If you’re sick of hearing about the paleo diet and gluten-free everything, you may be in luck: “Clean eating” is on the rise, and it may soon displace those other trends as the healthy-eating topic du jour.
Tosca Reno, author of the 2007 book The Eat-Clean Diet, describes clean eating as “a colorful assortment of fresh vegetables and fruit, whole grains, and lean protein.” Clean Eating magazine says it’s “all about consuming whole food in its most natural state, or as close to it as possible.” Clean eating advocate Cynthia Sass, R.D. has written that clean eating “means foods that haven't had anything added to them, and haven't had anything valuable taken away.”
If these definitions sound rather vague to you, you’re not alone.

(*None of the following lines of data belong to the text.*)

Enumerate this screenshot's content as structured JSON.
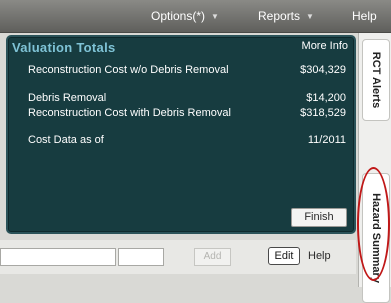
{
  "toolbar": {
    "options_label": "Options(*)",
    "reports_label": "Reports",
    "help_label": "Help"
  },
  "panel": {
    "title": "Valuation Totals",
    "more_info": "More Info",
    "rows": [
      {
        "label": "Reconstruction Cost w/o Debris Removal",
        "value": "$304,329"
      },
      {
        "label": "Debris Removal",
        "value": "$14,200"
      },
      {
        "label": "Reconstruction Cost with Debris Removal",
        "value": "$318,529"
      },
      {
        "label": "Cost Data as of",
        "value": "11/2011"
      }
    ],
    "finish_label": "Finish"
  },
  "side_tabs": {
    "rct_alerts": "RCT Alerts",
    "hazard_summary": "Hazard Summary"
  },
  "bottom": {
    "add_label": "Add",
    "edit_label": "Edit",
    "help_label": "Help"
  },
  "colors": {
    "panel_bg": "#173c40",
    "title_accent": "#7fc3d6",
    "highlight_ring": "#c01818"
  }
}
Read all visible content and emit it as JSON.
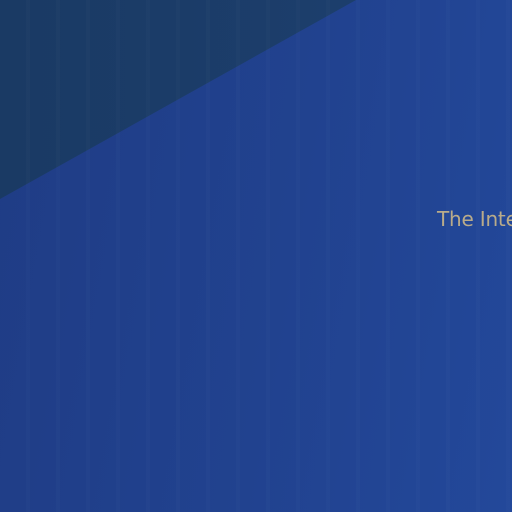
{
  "hero": {
    "text": "The Inte",
    "text_color": "#b9ab8a"
  },
  "colors": {
    "background": "#21428f",
    "corner_panel": "#1b3c69"
  }
}
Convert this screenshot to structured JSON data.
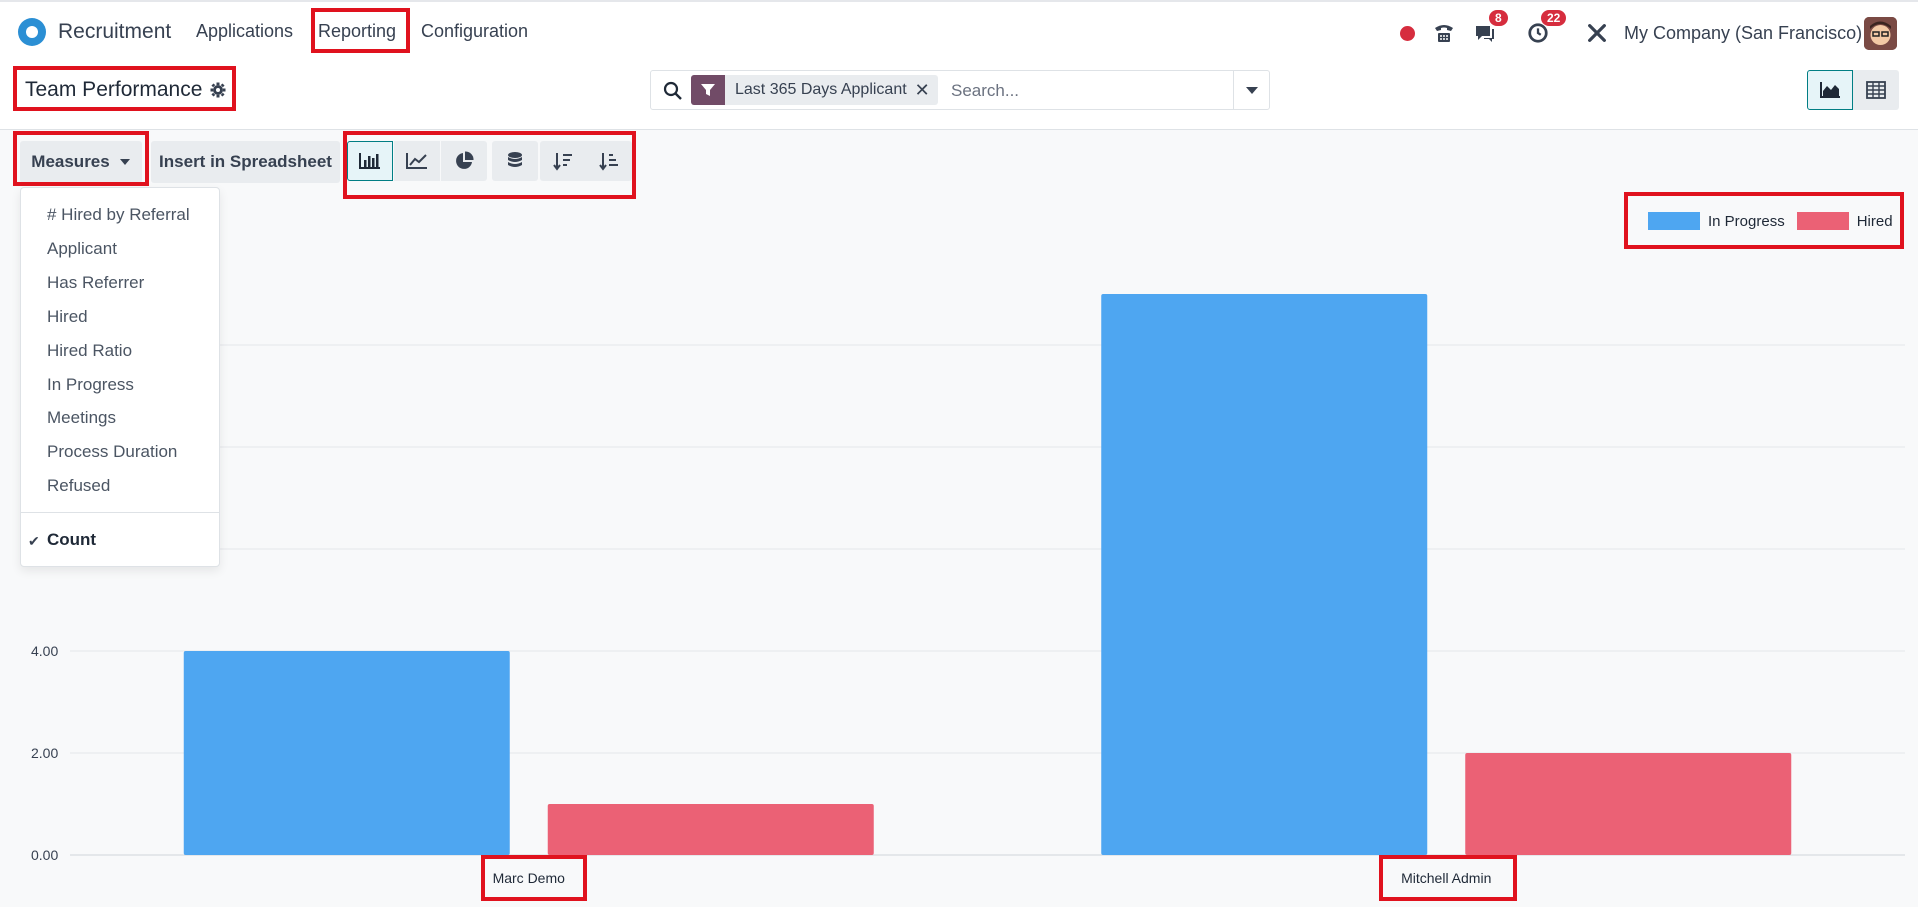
{
  "navbar": {
    "app_name": "Recruitment",
    "menu": [
      "Applications",
      "Reporting",
      "Configuration"
    ],
    "messages_badge": "8",
    "activities_badge": "22",
    "company": "My Company (San Francisco)"
  },
  "control_panel": {
    "page_title": "Team Performance",
    "facet_label": "Last 365 Days Applicant",
    "search_placeholder": "Search..."
  },
  "toolbar": {
    "measures_label": "Measures",
    "insert_label": "Insert in Spreadsheet",
    "chart_buttons": [
      "bar-chart-icon",
      "line-chart-icon",
      "pie-chart-icon",
      "stacked-icon",
      "sort-descending-icon",
      "sort-ascending-icon"
    ]
  },
  "measures_menu": {
    "items": [
      "# Hired by Referral",
      "Applicant",
      "Has Referrer",
      "Hired",
      "Hired Ratio",
      "In Progress",
      "Meetings",
      "Process Duration",
      "Refused"
    ],
    "checked_item": "Count"
  },
  "chart_data": {
    "type": "bar",
    "categories": [
      "Marc Demo",
      "Mitchell Admin"
    ],
    "series": [
      {
        "name": "In Progress",
        "values": [
          4,
          11
        ],
        "color": "#4ea6f1"
      },
      {
        "name": "Hired",
        "values": [
          1,
          2
        ],
        "color": "#eb6175"
      }
    ],
    "y_ticks": [
      "4.00",
      "2.00",
      "0.00"
    ],
    "ylim": [
      0,
      12
    ],
    "grid": true,
    "legend_position": "top-right"
  }
}
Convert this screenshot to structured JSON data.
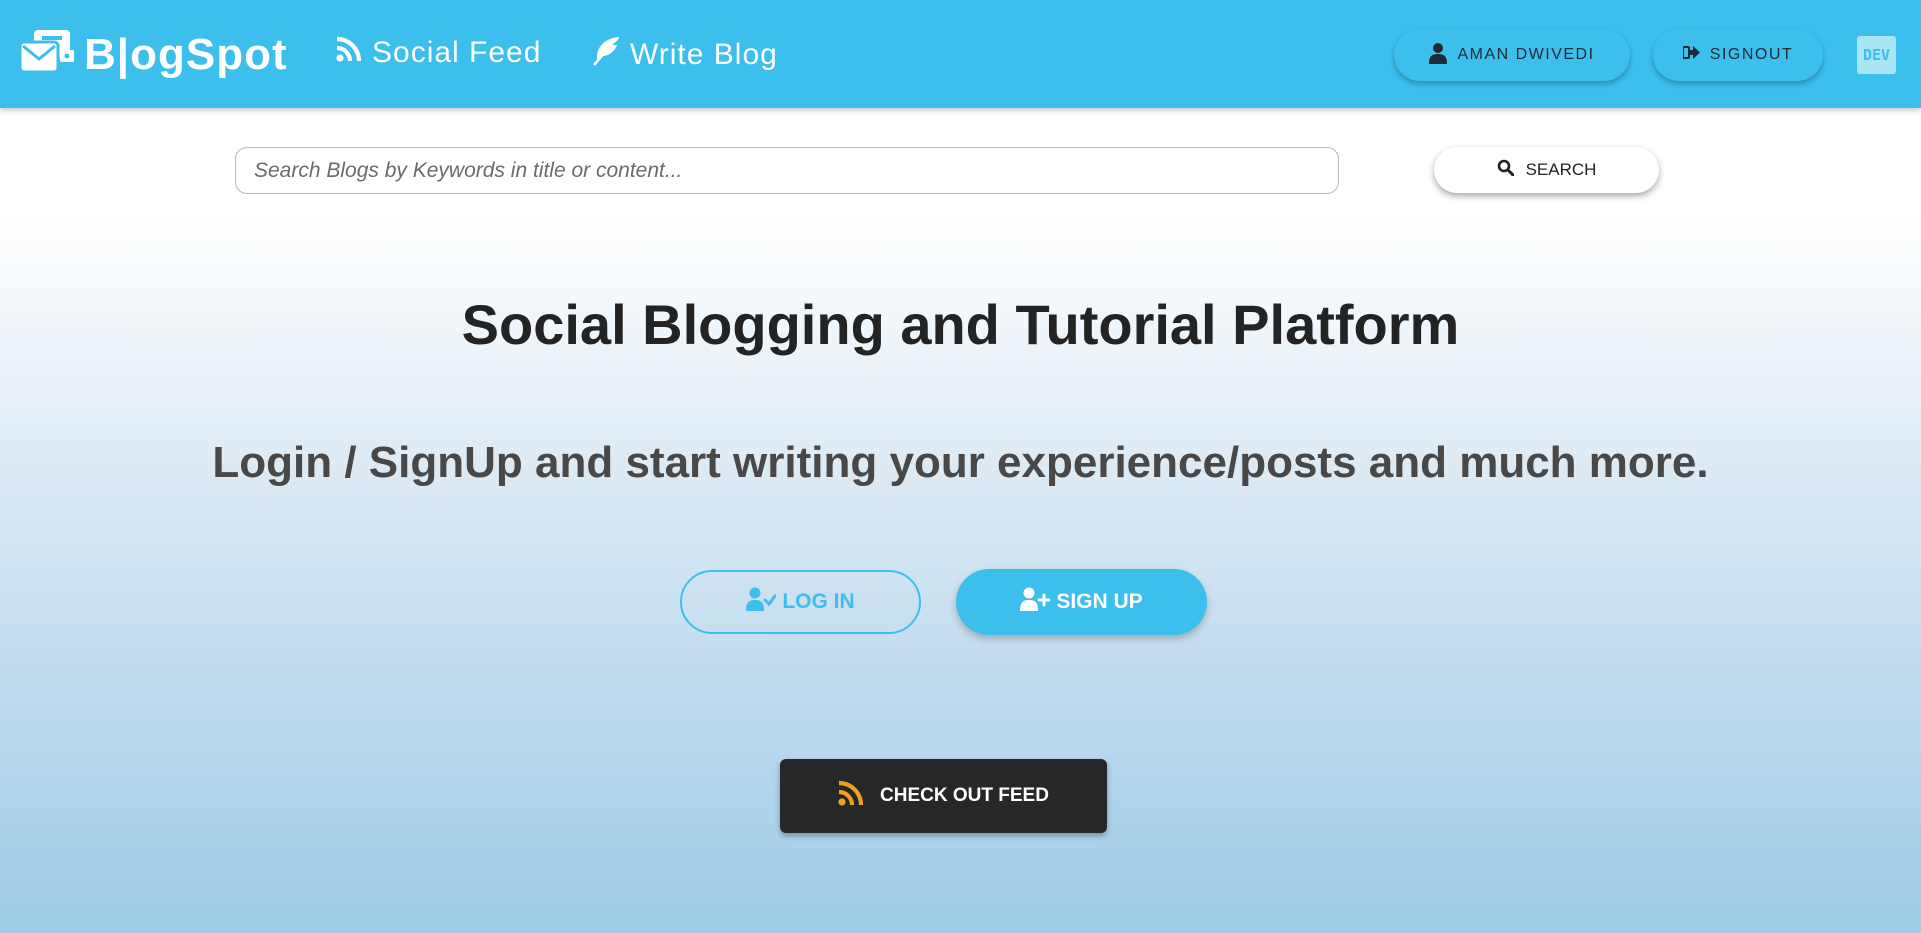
{
  "navbar": {
    "brand": "B|ogSpot",
    "brand_icon": "blog-logo-icon",
    "links": [
      {
        "label": "Social Feed",
        "icon": "rss-icon"
      },
      {
        "label": "Write Blog",
        "icon": "feather-icon"
      }
    ],
    "user_label": "AMAN DWIVEDI",
    "user_icon": "user-icon",
    "signout_label": "SIGNOUT",
    "signout_icon": "sign-out-icon",
    "dev_badge": "DEV"
  },
  "search": {
    "placeholder": "Search Blogs by Keywords in title or content...",
    "value": "",
    "button_label": "SEARCH",
    "button_icon": "search-icon"
  },
  "hero": {
    "title": "Social Blogging and Tutorial Platform",
    "subtitle": "Login / SignUp and start writing your experience/posts and much more."
  },
  "actions": {
    "login_label": "LOG IN",
    "login_icon": "user-check-icon",
    "signup_label": "SIGN UP",
    "signup_icon": "user-plus-icon",
    "feed_label": "CHECK OUT FEED",
    "feed_icon": "rss-icon"
  },
  "colors": {
    "primary": "#3cbfed",
    "dark_button": "#272727",
    "feed_icon": "#f0a020",
    "title_text": "#232323"
  }
}
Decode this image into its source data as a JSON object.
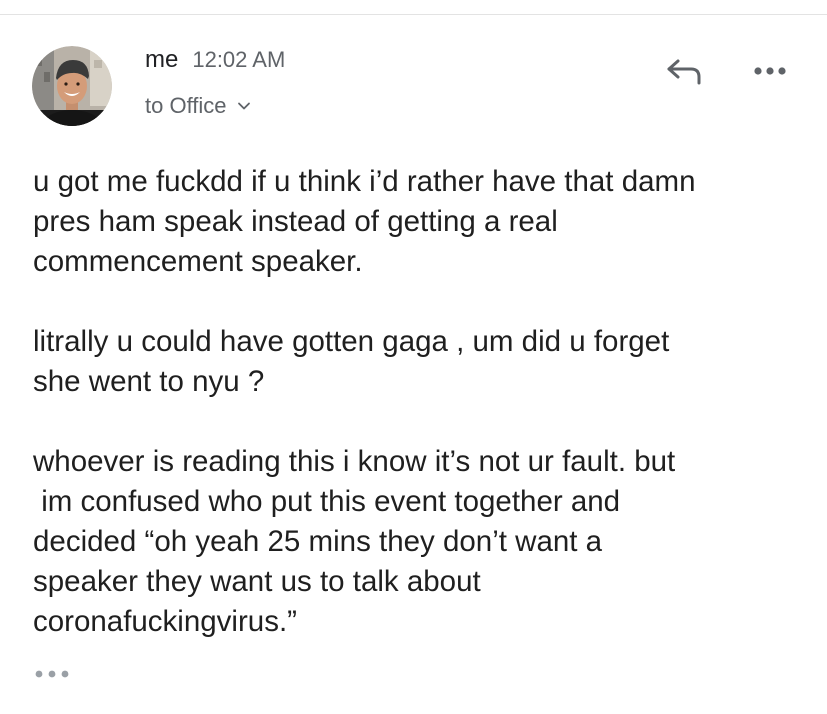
{
  "header": {
    "sender": "me",
    "time": "12:02 AM",
    "recipient": "to Office"
  },
  "message": {
    "paragraphs": [
      "u got me fuckdd if u think i’d rather have that damn\npres ham speak instead of getting a real\ncommencement speaker.",
      "litrally u could have gotten gaga , um did u forget\nshe went to nyu ?",
      "whoever is reading this i know it’s not ur fault. but\n im confused who put this event together and\ndecided “oh yeah 25 mins they don’t want a\nspeaker they want us to talk about\ncoronafuckingvirus.”"
    ]
  },
  "icons": {
    "avatar": "avatar-photo",
    "reply": "reply-arrow-icon",
    "more": "more-horizontal-icon",
    "recipient_toggle": "chevron-down-icon",
    "trimmed_content": "ellipsis-icon"
  },
  "colors": {
    "text_primary": "#1f1f1f",
    "text_secondary": "#5f6368",
    "icon": "#5f6368",
    "divider": "#e3e3e3"
  }
}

In a recent article on Slate, writer L.V. Anderson complained, “The term [clean eating] has been adopted so widely, by people promoting so many different eating choices, that it has no agreed upon definition.”
To clear up the confusion, it helps to take a quick look at the book of Leviticus. Why? Because that’s where the concepts of clean and unclean foods originated. According to scholars of ancient Judaism, the Hebrew word "tumah," which is usually translated as “clean,” actually means “spiritually pure.” The Israelites avoided unclean foods such as shellfish not because they were dirty or unhealthy but rather to distinguish themselves from neighboring peoples, who had their own definitions of clean and unclean foods.
Which brings me to another idea—and that’s that diet is more than just a source of nourishment. It is also a source of identity. This is as true for modern health diets as it was for early religious diets, and it explains why the most ardent followers of all diets are prone to negatively judge other ways of eating. What’s different about clean eating is that judgment is inherent in its very name, which even today carries connotations of moral spotlessness, as Anderson observed in her Slate article. So it’s not surprising that the term has been co-opted by vegetarians, the gluten-free crowd, and farm-to-fork activists, to name a few. Nobody wants to think of their diet as unclean.
The problem? Clean eaters themselves stress the term’s connotation of healthiness. But there is no rigorous definition of “clean” that can be used to discriminate between healthy and unhealthy foods.
A more direct and reasonable way to evaluate foods is to look at their actual effects on health. And research has consistently shown that the best health outcomes result from diets that contain lots of vegetables and fruit and no more than small amounts of refined grains, sweets, processed and red meats, and fried foods. Nuts and seeds, dairy, whole grains, and fish and poultry are also health-enhancing but are not needed in great quantities.
These broad parameters leave plenty of room for you to find the specific diet that works best for you. I like this flexible approach—it discourages the “us-and-them” thinking that is so rampant in today’s dietary landscape. If we recognize that many diets are healthy and no single way of eating is healthiest for everyone, we’re less prone to judge other carefully chosen diets as “unclean.” Whatever we may mean by that.
Matt Fitzgerald is a sports nutritionist and author of the new book Diet Cults.